In the far north of Europe, ancient sounds, unique craftwork traditions, and a particular language live side by side with modern technology. The Sami culture is the oldest culture in large areas of Northern Norway and is currently experiencing a strong renaissance.
The Sami people live in four countries: Norway, Sweden, Finland and Russia. The total population in these four countries is estimated at approx. 80,000, of whom around half live in Norway. Slightly under half of these people talk Sami. I Norway, the Sami people live in almost all parts of Northern Norway, and in Trøndelag and in Femundsmarka in Hedmark.
The Sami language is very different from Norwegian
The Sami people speak a language that is a member of the Uralic linguistic group along with languages such as Finnish, Estonian and Hungarian. Norwegian and other Indo-European languages are not related to the Sami tongue.
Nine languages constitute one people
A total of nine different but closely related Sami languages are spoken in the Sami region. Today, three of these languages are in active use in Northern Norway. Sami people from the south of Northern Norway can talk effortlessly to their nearest Sami neighbours in Sweden, but cannot communicate with Sami people from the far north. The dialect boundaries do not follow the linguistic borders, however, as most of the dialects are spoken in multiple countries. The Sami language is currently the major language in inner Finnmark and is also used in small communities in most parts of Northern Norway as well as in some environments in the Northern Norwegian towns.
Reindeer, Sea and River Sami were the traditional ways of life
Around 2,600 Sami people in Norway make their living from herding reindeer, and the majority of the region of Northern Norway is actually used for raising reindeer. Traditionally, most Sami people have supported themselves through fishing, livestock farming, and hunting, along the coast, on the fjords and alongside the large rivers farther inland. Today, a large proportion of the Sami people live outside the traditional Sami areas and have moved into the towns of Northern Norway or to the Oslo area. Even more, still live in traditional Sami settlement areas, but earn their living in the modern service sector, industry, travel and the public sector.
The Joik is a unique Sami attribute
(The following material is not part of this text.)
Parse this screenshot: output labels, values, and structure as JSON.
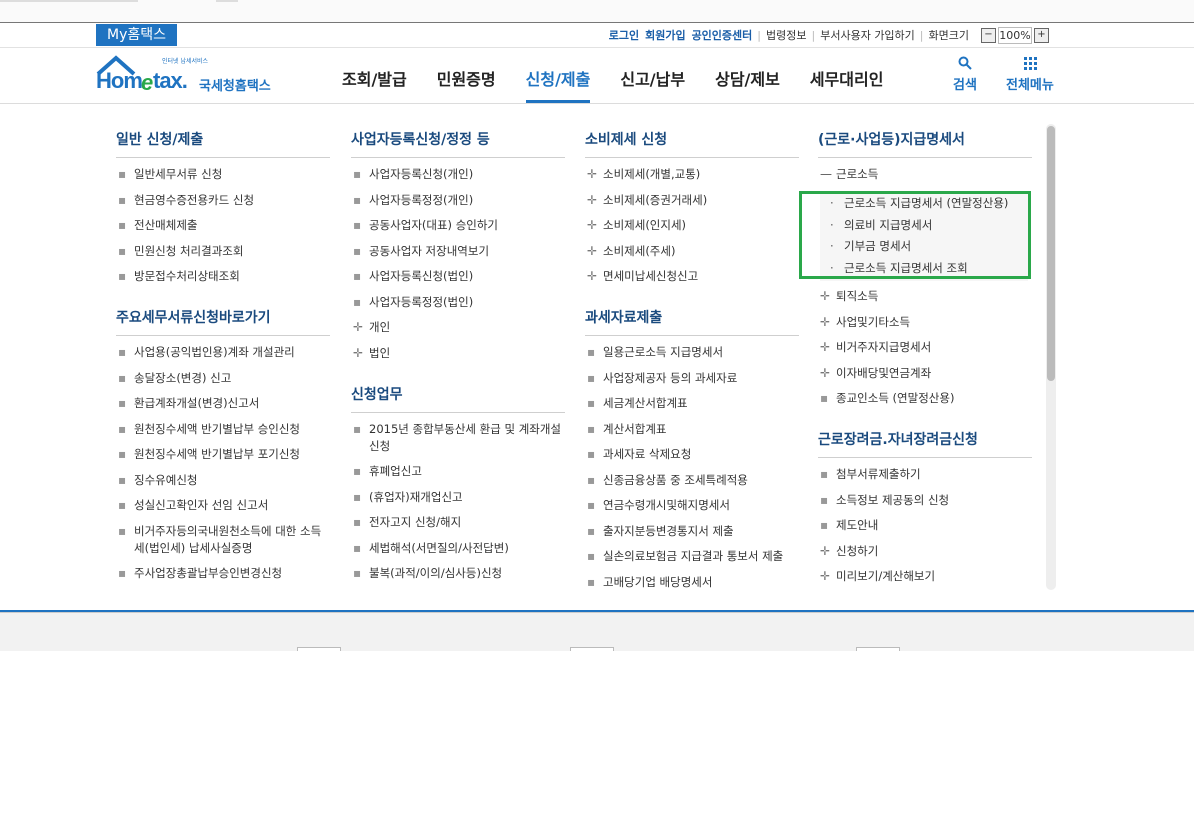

Sami culture has many unique forms of expression. Joik, one of the oldest song traditions in Europe, is alive and well. A joik is dedicated to a person, an animal or a place, and the harmonies reproduce the qualities of the object of the song. If you would like to chat someone up, try “joiking” him/her – it has quite an effect!
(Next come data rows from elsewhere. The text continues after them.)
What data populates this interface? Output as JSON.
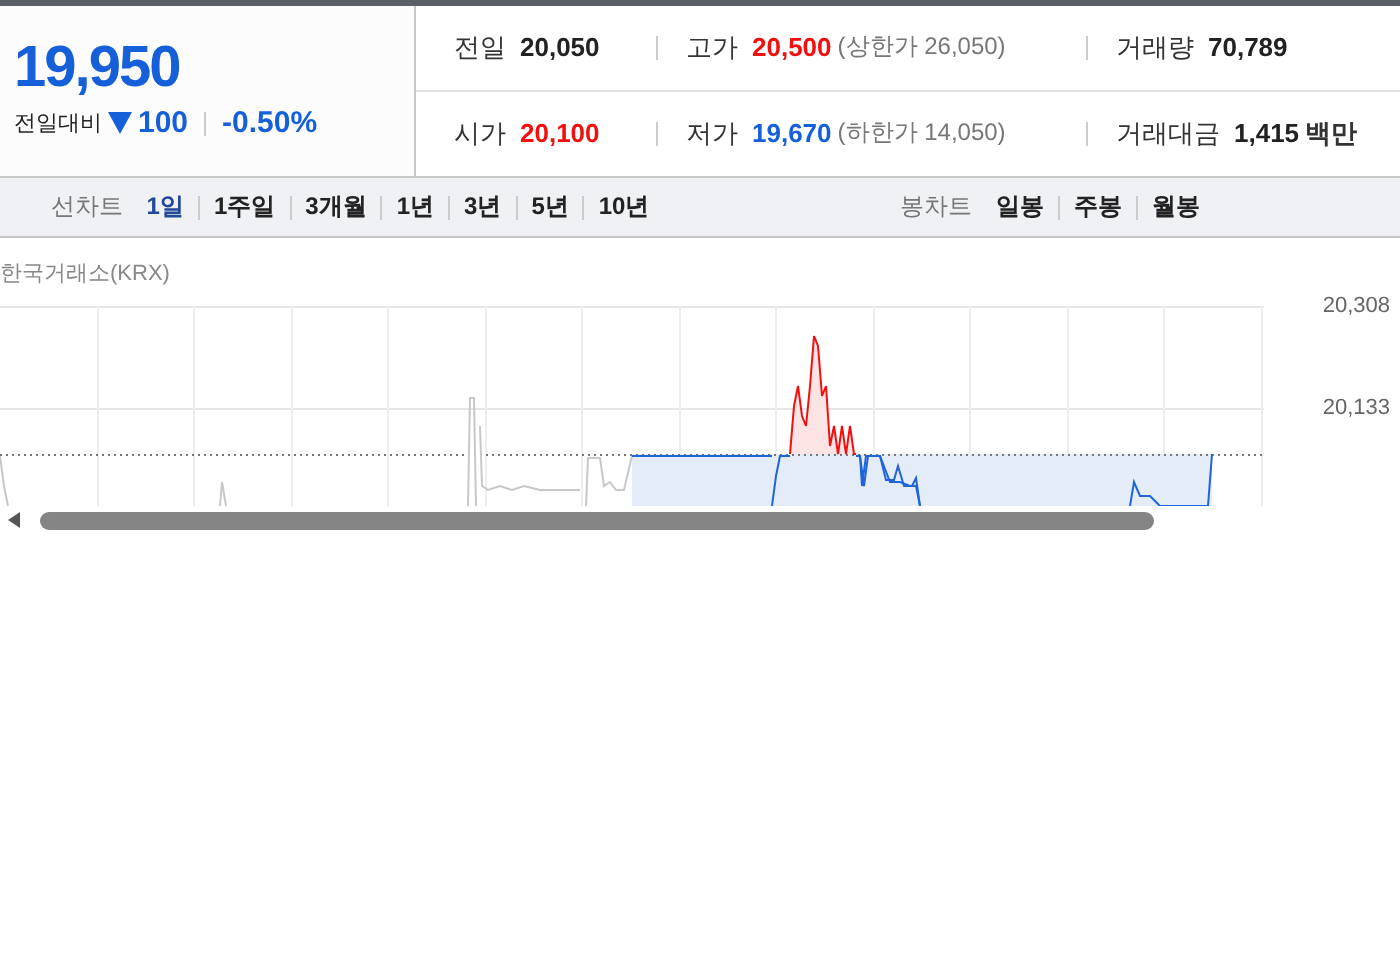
{
  "quote": {
    "price": "19,950",
    "change_label": "전일대비",
    "falling": true,
    "change": "100",
    "change_rate": "-0.50%"
  },
  "stats": [
    {
      "label": "전일",
      "value": "20,050",
      "color": "#222222"
    },
    {
      "label": "고가",
      "value": "20,500",
      "color": "#f01010",
      "note": "(상한가 26,050)"
    },
    {
      "label": "거래량",
      "value": "70,789",
      "color": "#222222"
    },
    {
      "label": "시가",
      "value": "20,100",
      "color": "#f01010"
    },
    {
      "label": "저가",
      "value": "19,670",
      "color": "#1560d8",
      "note": "(하한가 14,050)"
    },
    {
      "label": "거래대금",
      "value": "1,415",
      "color": "#222222",
      "unit": "백만"
    }
  ],
  "toolbar": {
    "groups": [
      {
        "label": "선차트",
        "periods": [
          {
            "label": "1일",
            "selected": true
          },
          {
            "label": "1주일",
            "selected": false
          },
          {
            "label": "3개월",
            "selected": false
          },
          {
            "label": "1년",
            "selected": false
          },
          {
            "label": "3년",
            "selected": false
          },
          {
            "label": "5년",
            "selected": false
          },
          {
            "label": "10년",
            "selected": false
          }
        ]
      },
      {
        "label": "봉차트",
        "periods": [
          {
            "label": "일봉",
            "selected": false
          },
          {
            "label": "주봉",
            "selected": false
          },
          {
            "label": "월봉",
            "selected": false
          }
        ]
      }
    ]
  },
  "chart": {
    "source": "한국거래소(KRX)",
    "y_labels": [
      "20,308",
      "20,133"
    ]
  }
}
The Sami are intricate designers of fashion and crafts
The “kofte”, traditional Sami clothing, is another unbroken, living tradition, but mostly used when dressing up for celebrations or parties. In contrast to what “the national costume police” may say, there is nothing wrong with going your own way, and the “kofte” follows fluctuations in fashion. Duoddji is the Sami word for “craft”, and many traditions of craftsmanship such as tin embroidery, pearl embroidery, weaving shoelaces, jacket seams, wood carving, and knife-making are assiduously maintained. Sami boots filled with blister sedge will keep your legs warmer than the latest developments in survival equipment and are used diligently when the temperature drops below -40.
The 21st Century has brought in a new era for the Sami
In the twenty-first century, Sami culture is meeting the modern world in a new way. No Sami people live a completely traditional life today, and the everyday lives of many of these indigenous people appears very modern indeed. At the same time, however, interest in joik, duoddji and the language itself is increasing rapidly. Traditional joik is being blended with modern rhythms. The Sami National Theatre Beaivas, a rich production of literature, Sami media and broadcasting are all using the Sami language in new fora. This indicates that there is hope for the language and the culture.